Soldering, brazing and welding is the metal joining techniques. Each of them has their own importance. In this article, you will know soldering and brazing techniques and the difference between soldering and brazing.
Basically, soldering is a process of joining two or more metal pieces by melting and putting a solder into the joint, the solder (filler metal) have lower melting point than the adjoining metal. Solder and a flux are the two main things which are used in soldering process.
Flux: Flux is used at the soldering points to prevent oxidation of metals. There are two advantages of flux.
- It helps in the quick melting of solder.
- Also it allows the molten metal to flow uniformly for firm fixing.
Solder: Basically, solder is nothing but an alloy of lead and tin. Solder has a very low melting point.
There are two types of solders:
- Hard solder: It is a mixture of copper and zinc in 4:1 ratio. To improve the quality, silver or tin are generally added. Hard solders are used to make strong joints. e.g. plumbing, etc.
- Soft solder: The melting point range of soft solder lies in between 150C to 300C. It consists of varying proportion of lead and tin. To lower the melting point, small amount of bismuth and cadmium are added whenever necessary. For joining the wires and sheet metals soft soldering is used.
Brazing is the process of joining two or more like or unlike metals with the help of an alloy which is in the form of spelter such as borax and ash. The filler metal flows into the joint by the capillary action.

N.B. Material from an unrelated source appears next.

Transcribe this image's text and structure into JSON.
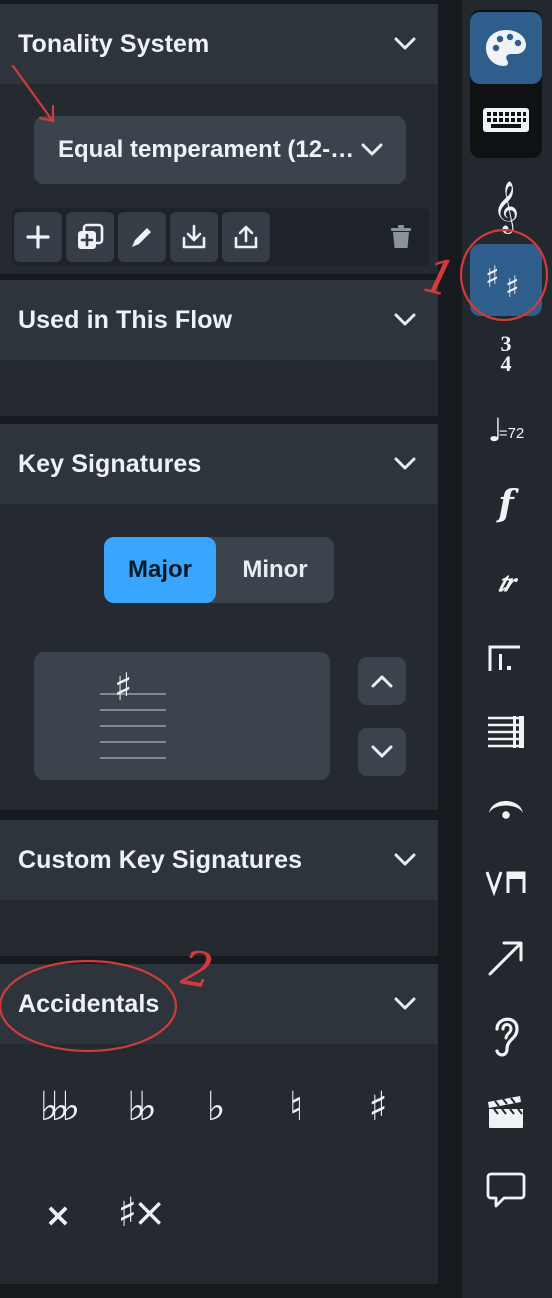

The main benefit of brazing is that it is use to join similar or dissimilar metals which are of considerable strength.
There are various brazing techniques which are according to heating methods such as:
- Torch brazing
- Furnace brazing
- Silver brazing
- Vacuum brazing
- Dip brazing
- Resistance brazing
- Induction brazing
- Electron beam and laser brazing
- Infrared brazing
Advantages of brazing:
- There is no need of secondary finishing as brazing produces a clean and neat joint.
- Due to uniform heating, it produces less thermal distortion on workpiece.
- Also brazing can be coated.
Following are some of the disadvantages of brazing:
- Under high temperature circumstances, brazed joints can be easily damaged.
- Sometimes there is a need of fluxing agents to maintain cleanliness.
- The strength of brazed joint is comparatively less than base metal but greater than the filler metal.
Difference Between Soldering and Brazing in Tabular Form
|1||Soldering is usually done at a temperature below 200 0C.||Brazing is done at a temperature above 450 0C but below the critical temperature of that particular metal.|
|2||The joints that are developed in soldering process are weaker than the joints which are formed in brazing||Brazing results in stronger joints.|
|3||Soldering requires a special training.||For brazing there is no need of such special type of training.|
|4||Soldering is a cheaper process.||Brazing is quite costly.|
|5||Soldering is really a very easy and quick process.||Brazing is not easy and a very difficult for automation.|
|6||Heating of workpieces is not required.||Work pieces are heated but below their melting points.|
|7||Preheating of base metal does not require in soldering||Preheating of base metal is require to produce quality joints|
|8||Solder is used in soldering.||Spelter is used in brazing.|
|9||Generally, zinc and rosin chlorides are used as flux.||In brazing, ash and borax is used as flux.|
|10||In soldering, soldered parts are to be cleaned with water.||In brazing, brazed parts are to be allowed to cool.|
|11||Soldering is possible only in case of thin as well as similar sheet metals.||Brazing is suitable with thicker as well as similar or dissimilar metal parts.|
In this article we have learnt about difference between soldering and brazing. If you find anything missing than feel free to ask through your valuable comments.